We ask why the rules governing comitology changed over time and develop an institutionalist bargaining argument according to which actors tend to choose the institutional rule which maximizes their institutional power and thereby their influence over policy outcomes and propose a number of hypotheses.
We engage in a longitudinal qualitative analysis to empirically assess the theoretically derived hypotheses and show how the Commission, the Council and increasingly the Parliament, negotiated (and are still negotiating) over decision-making power in the comitology system, why and to what effect these rules changed and, how they, in turn, triggered the attempts of the “losers” to alter them to their own benefit. We quantitatively test our hypothesis by presenting and analyzing data’s on delegating and non delegating legislation in environmental policy, taxation and agricultural policy.
Competition Policy and Market Regulation
Confronting Social and Environmental Sustainability with Economic Pressure: Balancing Trade-offs by Policy Dismantling or Expansion? (CONSENSUS)
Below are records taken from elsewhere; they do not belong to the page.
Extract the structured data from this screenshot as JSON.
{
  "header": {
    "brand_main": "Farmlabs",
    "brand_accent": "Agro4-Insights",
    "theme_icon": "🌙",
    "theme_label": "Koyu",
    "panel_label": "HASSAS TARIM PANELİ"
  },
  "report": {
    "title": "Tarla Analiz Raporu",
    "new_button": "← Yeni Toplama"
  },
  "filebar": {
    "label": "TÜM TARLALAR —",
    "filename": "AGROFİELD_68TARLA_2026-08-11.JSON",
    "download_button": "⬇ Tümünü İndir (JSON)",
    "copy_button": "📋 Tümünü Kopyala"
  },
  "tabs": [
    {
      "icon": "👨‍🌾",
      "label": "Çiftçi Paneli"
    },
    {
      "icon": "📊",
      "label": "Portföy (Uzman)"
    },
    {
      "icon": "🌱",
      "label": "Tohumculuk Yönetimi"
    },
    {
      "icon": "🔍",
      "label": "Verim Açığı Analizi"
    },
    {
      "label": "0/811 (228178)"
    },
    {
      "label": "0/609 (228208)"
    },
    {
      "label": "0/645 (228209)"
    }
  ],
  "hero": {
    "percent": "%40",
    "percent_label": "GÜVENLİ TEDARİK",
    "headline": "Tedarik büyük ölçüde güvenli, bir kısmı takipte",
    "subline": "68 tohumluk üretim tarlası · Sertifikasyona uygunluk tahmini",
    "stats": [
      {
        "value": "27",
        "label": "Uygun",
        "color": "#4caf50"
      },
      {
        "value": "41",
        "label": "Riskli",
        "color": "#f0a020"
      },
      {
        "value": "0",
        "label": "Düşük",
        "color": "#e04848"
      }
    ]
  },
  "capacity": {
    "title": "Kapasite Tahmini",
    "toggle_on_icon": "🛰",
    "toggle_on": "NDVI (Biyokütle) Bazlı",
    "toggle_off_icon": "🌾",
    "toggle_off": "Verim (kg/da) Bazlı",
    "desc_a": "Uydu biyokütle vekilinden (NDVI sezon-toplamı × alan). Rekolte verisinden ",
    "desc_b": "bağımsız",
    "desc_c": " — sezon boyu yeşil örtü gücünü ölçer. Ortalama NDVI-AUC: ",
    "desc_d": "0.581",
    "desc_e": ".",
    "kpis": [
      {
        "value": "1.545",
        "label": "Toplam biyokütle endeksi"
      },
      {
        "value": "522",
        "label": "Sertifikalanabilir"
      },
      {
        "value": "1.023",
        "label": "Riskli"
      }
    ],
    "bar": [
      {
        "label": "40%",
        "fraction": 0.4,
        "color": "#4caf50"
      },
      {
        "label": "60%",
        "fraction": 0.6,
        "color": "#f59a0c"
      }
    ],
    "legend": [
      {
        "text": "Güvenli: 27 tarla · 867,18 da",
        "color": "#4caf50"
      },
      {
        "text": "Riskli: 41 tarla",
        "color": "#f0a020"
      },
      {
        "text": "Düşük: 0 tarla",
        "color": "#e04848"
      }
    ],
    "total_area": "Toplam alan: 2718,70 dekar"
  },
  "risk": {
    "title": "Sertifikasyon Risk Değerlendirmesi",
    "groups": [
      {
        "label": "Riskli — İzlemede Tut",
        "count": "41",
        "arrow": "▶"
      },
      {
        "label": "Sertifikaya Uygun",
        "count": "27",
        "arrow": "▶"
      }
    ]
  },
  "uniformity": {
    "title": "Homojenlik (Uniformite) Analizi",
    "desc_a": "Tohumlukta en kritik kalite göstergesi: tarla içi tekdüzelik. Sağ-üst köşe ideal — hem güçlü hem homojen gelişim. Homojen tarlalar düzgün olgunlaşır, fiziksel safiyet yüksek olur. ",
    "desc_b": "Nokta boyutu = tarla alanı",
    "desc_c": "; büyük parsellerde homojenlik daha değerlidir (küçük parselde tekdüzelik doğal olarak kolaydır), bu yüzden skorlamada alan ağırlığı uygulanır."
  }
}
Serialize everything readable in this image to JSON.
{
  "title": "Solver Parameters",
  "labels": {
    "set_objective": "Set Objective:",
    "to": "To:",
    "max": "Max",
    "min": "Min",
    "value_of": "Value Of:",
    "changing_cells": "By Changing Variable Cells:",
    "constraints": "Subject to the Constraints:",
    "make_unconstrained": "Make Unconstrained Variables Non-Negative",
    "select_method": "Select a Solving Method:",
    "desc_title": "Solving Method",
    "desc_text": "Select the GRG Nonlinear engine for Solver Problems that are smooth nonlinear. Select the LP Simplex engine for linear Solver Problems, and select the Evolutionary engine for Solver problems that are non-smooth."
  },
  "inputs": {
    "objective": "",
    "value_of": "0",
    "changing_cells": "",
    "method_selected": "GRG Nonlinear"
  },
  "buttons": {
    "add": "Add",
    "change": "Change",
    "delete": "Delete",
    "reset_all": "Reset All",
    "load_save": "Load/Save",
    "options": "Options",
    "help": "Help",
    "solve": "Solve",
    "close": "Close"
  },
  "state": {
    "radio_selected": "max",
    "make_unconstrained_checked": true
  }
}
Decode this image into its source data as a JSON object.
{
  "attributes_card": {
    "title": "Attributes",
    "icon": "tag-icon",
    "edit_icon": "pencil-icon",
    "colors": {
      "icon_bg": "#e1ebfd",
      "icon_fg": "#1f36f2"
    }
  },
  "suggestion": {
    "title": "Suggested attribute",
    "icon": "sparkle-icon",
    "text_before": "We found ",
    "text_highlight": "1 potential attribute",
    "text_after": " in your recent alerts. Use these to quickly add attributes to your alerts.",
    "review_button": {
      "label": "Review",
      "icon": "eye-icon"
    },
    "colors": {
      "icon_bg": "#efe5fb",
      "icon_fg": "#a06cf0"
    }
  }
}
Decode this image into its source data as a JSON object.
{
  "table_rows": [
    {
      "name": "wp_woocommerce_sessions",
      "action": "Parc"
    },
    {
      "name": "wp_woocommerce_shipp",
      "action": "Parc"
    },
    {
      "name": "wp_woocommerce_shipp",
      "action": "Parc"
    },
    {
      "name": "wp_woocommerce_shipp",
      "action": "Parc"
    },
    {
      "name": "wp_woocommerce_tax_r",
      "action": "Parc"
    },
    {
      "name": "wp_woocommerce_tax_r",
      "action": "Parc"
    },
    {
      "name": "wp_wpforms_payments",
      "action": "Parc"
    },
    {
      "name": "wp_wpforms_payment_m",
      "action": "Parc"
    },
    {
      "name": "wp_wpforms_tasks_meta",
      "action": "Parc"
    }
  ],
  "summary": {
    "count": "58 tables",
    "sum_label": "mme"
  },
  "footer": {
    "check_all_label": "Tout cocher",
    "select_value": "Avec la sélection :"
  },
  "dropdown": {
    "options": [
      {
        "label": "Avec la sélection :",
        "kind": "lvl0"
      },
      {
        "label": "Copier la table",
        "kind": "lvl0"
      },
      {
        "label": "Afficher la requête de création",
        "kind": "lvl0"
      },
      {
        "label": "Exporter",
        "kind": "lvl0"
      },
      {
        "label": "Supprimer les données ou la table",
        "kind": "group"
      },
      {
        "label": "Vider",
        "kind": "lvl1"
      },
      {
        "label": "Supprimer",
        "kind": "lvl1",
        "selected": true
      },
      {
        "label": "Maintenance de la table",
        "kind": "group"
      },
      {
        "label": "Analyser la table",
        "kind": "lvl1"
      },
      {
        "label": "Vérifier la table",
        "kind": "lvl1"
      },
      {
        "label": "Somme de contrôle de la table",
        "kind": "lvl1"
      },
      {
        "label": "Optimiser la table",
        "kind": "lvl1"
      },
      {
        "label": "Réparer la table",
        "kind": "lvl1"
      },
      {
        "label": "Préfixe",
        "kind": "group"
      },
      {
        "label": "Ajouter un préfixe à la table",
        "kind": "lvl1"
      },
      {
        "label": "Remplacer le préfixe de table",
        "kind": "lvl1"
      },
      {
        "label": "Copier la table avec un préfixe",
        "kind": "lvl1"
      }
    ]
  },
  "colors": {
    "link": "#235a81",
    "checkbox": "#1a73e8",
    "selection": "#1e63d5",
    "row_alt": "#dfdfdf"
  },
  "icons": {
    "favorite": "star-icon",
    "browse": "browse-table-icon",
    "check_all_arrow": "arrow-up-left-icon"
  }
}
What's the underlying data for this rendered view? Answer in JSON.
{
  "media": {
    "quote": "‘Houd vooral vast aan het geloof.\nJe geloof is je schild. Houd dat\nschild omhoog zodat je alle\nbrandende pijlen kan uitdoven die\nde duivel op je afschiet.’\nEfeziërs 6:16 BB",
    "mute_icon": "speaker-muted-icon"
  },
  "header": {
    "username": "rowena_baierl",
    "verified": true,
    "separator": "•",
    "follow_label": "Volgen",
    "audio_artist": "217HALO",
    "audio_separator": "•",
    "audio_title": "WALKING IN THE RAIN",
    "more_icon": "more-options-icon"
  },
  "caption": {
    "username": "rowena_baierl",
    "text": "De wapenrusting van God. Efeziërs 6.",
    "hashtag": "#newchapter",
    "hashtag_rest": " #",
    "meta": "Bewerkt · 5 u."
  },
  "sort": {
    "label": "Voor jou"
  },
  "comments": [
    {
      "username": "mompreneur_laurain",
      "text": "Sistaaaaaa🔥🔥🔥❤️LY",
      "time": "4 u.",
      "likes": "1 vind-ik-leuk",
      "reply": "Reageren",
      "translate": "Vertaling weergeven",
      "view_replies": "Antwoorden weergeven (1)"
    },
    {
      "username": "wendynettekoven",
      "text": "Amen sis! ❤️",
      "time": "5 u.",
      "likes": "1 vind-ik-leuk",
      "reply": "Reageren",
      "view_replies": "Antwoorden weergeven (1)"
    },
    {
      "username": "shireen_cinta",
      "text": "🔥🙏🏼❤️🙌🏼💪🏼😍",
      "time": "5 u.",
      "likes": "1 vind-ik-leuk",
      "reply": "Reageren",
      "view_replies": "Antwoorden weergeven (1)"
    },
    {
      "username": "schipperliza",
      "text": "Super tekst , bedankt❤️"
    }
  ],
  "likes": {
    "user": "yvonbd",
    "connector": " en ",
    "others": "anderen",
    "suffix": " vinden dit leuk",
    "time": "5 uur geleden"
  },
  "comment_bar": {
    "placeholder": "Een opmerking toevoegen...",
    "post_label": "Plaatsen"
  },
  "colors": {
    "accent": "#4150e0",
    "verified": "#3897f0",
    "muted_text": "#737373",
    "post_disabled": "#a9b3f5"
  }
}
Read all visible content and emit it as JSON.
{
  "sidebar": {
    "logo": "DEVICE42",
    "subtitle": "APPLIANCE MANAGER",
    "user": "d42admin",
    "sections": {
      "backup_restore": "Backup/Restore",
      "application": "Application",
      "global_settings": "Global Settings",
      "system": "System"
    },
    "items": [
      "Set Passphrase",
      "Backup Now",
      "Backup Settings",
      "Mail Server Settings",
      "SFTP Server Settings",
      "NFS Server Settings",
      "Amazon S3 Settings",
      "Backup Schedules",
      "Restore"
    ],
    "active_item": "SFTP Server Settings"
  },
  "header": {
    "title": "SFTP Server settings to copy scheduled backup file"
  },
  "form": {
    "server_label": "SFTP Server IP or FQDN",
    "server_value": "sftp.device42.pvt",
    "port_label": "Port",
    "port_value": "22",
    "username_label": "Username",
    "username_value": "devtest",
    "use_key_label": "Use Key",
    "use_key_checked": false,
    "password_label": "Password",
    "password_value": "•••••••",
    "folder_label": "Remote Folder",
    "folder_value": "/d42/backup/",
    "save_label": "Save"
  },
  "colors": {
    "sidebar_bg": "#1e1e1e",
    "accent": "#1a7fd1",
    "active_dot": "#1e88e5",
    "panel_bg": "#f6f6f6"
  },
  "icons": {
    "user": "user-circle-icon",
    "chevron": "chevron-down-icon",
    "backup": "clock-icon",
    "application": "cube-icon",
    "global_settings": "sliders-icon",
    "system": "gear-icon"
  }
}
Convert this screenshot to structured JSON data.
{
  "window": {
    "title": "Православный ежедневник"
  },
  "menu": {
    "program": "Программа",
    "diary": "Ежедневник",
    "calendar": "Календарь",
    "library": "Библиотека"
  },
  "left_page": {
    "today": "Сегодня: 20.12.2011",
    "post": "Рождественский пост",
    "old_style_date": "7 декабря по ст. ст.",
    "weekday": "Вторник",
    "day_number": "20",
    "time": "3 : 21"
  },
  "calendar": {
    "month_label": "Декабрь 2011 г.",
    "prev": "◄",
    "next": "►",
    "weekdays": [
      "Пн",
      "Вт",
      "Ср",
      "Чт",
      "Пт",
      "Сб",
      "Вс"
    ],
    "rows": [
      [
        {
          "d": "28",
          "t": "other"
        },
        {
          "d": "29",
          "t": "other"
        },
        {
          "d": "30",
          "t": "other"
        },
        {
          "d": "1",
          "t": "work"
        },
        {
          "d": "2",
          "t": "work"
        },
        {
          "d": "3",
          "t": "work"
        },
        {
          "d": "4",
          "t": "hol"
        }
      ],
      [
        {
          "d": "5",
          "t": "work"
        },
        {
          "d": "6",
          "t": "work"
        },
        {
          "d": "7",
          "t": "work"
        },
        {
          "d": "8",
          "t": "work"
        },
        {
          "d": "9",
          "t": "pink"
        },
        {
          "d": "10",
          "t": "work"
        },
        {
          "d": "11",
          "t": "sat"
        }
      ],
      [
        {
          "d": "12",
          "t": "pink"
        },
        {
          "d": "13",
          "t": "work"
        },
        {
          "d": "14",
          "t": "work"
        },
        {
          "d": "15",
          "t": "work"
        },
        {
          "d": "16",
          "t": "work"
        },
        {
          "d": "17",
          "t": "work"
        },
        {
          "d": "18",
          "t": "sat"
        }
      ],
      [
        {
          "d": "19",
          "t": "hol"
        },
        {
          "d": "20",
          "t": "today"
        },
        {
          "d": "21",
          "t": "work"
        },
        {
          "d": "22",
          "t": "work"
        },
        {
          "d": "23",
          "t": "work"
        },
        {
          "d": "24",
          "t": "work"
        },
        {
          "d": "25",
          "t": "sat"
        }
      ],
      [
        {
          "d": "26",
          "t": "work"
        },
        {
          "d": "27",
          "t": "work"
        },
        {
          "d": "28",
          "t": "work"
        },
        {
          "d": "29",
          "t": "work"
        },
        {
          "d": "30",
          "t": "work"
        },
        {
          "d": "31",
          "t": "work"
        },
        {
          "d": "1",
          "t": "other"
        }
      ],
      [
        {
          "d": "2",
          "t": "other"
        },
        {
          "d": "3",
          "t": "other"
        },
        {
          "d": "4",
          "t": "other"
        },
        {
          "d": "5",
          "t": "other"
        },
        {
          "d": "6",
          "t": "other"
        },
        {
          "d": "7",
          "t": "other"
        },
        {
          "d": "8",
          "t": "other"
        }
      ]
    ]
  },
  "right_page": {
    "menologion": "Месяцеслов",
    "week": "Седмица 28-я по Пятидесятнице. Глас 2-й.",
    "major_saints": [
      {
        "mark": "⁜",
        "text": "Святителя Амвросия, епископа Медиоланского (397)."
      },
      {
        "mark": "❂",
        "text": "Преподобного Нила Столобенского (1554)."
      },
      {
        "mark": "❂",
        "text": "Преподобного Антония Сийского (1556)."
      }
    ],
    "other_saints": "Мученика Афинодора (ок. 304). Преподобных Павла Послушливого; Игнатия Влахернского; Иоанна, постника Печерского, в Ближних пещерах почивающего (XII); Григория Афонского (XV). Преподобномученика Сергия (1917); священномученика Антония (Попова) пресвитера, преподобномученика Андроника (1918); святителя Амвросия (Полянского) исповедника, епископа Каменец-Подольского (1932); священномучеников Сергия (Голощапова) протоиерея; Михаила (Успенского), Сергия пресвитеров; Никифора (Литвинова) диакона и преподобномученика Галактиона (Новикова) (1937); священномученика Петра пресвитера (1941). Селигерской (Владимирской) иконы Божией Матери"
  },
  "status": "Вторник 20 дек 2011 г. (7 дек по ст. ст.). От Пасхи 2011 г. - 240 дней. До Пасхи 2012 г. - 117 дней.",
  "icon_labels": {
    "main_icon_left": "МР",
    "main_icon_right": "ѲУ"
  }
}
The EUI is a partner in this EU-funded Seventh Framework collaborative project, coordinated by the University of Konstanz. The project’s main concern arises in response to three important developments in the economy, the environment and society. First, the concept of sustainable development has emerged as an overarching long term goal of the EU and its member states.
Second, the idea that economic, social and environmental objectives are necessarily and always mutually supportive cannot be taken for granted. There is still a need to improve our understanding of potential trade-offs between these different dimensions of sustainable development.
Third, current political responses that aim to find ways to ensure that economic, social and environmental policies are indeed mutually reinforcing have to be seen in the context of the commitment to better regulation and deregulation rather than simply more new regulation.
As a consequence, the search for synergy effects between the three different dimensions of sustainability must attend both expansive (regulatory) and dismantling (deregulatory) patterns inherent to policy change. The RSCAS-based part of the project is directed by Adrienne Héritier. The project will end in February 2011.
Other Work in Progress: Regulation
Adrienne Héritier, jointly with David Coen from University College London, works on the changes in regulatory policies (network utilities) in EU member states with a particular emphasis on the interaction between regulators and regulated firms.
She is at present conducting a large survey of network firms of all sectors in all member states under the theme of “regulatory venue shopping”. The data have been collected and are at present analyzed and interpreted in the light of hypotheses on regulatory venue shopping.
For about two years Adrienne Héritier, jointly with Yannis Karagiannis from the Istitut de Barcelona de Relaciones Internacionals, has been conducting research on the regulation of civil aviation, in particular the emergence of regulatory transatlantic institutions in the field of civil aviation. The main focus is on the negotiation of a Open Skies Agreement between the EU and the US on the opening of aviation markets across the Atlantic.